Web page and app entries:

:::::

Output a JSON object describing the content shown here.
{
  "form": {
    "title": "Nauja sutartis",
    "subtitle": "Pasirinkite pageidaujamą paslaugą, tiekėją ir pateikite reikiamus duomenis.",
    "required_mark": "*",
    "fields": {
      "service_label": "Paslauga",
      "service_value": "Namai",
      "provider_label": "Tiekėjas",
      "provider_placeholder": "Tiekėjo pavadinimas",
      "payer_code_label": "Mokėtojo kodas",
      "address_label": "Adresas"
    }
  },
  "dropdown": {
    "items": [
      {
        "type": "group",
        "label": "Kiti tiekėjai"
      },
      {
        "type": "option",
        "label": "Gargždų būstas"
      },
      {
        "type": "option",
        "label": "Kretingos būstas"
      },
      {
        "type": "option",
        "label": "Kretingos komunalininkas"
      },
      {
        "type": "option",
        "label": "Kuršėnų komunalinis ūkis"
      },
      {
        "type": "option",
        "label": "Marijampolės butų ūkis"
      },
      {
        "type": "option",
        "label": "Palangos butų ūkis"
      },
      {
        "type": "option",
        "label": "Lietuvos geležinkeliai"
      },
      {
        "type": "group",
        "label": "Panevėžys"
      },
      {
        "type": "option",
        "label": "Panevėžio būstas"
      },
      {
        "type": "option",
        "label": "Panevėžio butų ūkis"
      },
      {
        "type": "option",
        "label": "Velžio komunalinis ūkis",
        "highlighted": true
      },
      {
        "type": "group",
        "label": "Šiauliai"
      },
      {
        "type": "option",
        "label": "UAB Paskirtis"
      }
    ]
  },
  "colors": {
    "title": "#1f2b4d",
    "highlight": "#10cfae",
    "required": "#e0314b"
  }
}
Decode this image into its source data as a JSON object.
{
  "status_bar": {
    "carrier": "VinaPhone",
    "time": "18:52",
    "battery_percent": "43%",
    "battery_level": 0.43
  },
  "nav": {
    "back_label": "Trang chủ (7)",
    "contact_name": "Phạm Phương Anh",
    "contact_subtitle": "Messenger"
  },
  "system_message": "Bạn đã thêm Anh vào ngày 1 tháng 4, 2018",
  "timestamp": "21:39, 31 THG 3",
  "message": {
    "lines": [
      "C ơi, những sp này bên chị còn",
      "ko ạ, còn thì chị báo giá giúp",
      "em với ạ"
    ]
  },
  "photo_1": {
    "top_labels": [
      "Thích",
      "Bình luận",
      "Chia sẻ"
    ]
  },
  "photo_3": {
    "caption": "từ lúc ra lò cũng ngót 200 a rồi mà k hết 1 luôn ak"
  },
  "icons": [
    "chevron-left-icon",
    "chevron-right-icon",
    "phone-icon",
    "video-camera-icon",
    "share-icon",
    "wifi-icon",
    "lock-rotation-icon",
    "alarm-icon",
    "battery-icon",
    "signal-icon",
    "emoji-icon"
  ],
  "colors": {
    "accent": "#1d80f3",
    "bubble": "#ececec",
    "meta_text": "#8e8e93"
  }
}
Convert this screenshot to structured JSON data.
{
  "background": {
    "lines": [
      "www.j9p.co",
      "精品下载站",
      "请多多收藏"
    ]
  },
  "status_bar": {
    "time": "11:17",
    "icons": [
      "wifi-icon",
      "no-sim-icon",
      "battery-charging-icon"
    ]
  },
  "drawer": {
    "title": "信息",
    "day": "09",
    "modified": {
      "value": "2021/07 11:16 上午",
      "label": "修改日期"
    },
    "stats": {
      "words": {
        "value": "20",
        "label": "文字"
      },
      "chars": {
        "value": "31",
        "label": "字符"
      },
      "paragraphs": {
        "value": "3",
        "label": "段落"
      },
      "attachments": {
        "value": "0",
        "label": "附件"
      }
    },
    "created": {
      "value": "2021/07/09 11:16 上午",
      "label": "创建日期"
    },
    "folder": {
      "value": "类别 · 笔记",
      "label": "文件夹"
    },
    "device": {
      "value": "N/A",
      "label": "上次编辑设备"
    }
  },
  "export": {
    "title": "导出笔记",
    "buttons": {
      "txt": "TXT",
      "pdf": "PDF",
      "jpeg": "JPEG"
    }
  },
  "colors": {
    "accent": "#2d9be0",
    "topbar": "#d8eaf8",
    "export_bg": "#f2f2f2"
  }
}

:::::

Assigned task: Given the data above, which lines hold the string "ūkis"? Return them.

Solution to this exercise:
        "label": "Kuršėnų komunalinis ūkis"
        "label": "Marijampolės butų ūkis"
        "label": "Palangos butų ūkis"
        "label": "Panevėžio butų ūkis"
        "label": "Velžio komunalinis ūkis",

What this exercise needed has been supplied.